Jackson not necessarily Giants' everyday center fielder

SAN FRANCISCO — The Giants had a glaring hole in center field after the acquisition of Andrew McCutchen and his subsequent move to right field, so it stood out when a press release to announce the signing of Austin Jackson included the words “depth at all three outfield positions.”

A day later, team officials made it clear that Jackson is not necessarily the final piece of the puzzle, or even the solution in center field. After mentioning several times that it was a strategic signing, vice president of baseball operations Brian Sabean gave a blunt answer when asked about Jackson’s role. 

“Did we get him to be our everyday center fielder? Probably not,” Sabean said. “I don’t know that in his recent history he’s been able to go out there in that fashion.”

Jackson played just 54 games in 2016 and 85 last season for the Indians. The Giants see him as a complementary piece, someone who can handle plenty of time in center, spell McCutchen and Hunter Pence in the corners, and give them a dangerous bat against left-handed pitchers. 

It seemed that was a role that would mostly go to Austin Slater, but the Giants gave Jackson a two-year deal for $6 million, basically wiping out the rest of their room under the tax line. They will not be significantly involved in free agency from this point on, which leaves two options for one more outfield addition. 

Steven Duggar was mentioned over and over again on Tuesday’s conference call, and the Giants will give the prospect a chance to win a significant role this spring. It’s possible that Duggar and Jackson could form a platoon, but before committing to that, the front office will look to add a third offseason addition via trade. 

“There are still some fronts that we are pursuing with minimum-service type of players, which are low in salary,” Sabean said. “We’ll flush out other possibilities.”

Evans has spent months laying the groundwork for multiple deals, and the front office remains confident that one more outfielder can be added via trade. The player would have to be young and pre-arbitration to line up financially with the rest of the offseason work.
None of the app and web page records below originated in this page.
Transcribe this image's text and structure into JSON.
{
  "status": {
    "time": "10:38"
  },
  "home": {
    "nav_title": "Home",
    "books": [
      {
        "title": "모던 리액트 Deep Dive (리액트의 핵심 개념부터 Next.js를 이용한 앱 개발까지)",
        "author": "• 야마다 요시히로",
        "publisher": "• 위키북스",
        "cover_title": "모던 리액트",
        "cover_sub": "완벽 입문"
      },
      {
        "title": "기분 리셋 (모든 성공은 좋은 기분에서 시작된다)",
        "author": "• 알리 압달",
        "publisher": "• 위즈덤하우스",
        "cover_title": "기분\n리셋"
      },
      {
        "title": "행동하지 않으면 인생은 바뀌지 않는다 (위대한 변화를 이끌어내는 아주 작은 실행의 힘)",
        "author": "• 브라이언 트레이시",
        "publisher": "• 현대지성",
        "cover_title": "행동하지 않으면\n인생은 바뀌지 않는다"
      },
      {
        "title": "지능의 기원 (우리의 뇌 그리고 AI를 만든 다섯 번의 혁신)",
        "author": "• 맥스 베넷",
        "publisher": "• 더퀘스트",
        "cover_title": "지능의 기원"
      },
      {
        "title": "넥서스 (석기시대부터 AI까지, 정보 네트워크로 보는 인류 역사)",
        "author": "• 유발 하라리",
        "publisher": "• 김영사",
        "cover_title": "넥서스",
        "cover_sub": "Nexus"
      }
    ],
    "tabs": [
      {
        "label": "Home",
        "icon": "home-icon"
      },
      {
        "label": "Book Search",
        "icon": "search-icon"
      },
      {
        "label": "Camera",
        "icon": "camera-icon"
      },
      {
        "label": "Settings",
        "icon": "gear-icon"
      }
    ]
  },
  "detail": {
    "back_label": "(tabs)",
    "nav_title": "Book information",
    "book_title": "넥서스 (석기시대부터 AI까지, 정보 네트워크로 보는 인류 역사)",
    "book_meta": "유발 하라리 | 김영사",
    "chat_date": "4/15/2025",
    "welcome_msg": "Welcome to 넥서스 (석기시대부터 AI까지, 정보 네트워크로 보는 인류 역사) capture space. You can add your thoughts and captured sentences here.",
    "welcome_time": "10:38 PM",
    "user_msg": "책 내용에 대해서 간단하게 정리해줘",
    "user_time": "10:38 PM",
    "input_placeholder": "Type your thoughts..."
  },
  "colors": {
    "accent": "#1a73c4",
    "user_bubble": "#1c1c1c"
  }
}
If that doesn’t end up happening, Bruce Bochy won’t be too upset. Bochy said he couldn’t be happier with the work Sabean and Evans have done to overhaul an outfield that was unfathomably bad on both sides of the ball last season. If Jackson is the final piece, Bochy is ready to make it work. 

“Right now, as we start the season, I think you’ll see Austin out in center field as much as anything,” he said. “We’ll see where we’re at when we break camp, but that’s a need for us out there in center. As we break camp, we’ll know where we’re at with other options, Gorkys (Hernandez) or Duggar. But center field is where (Jackson) will spend most of his time this spring.”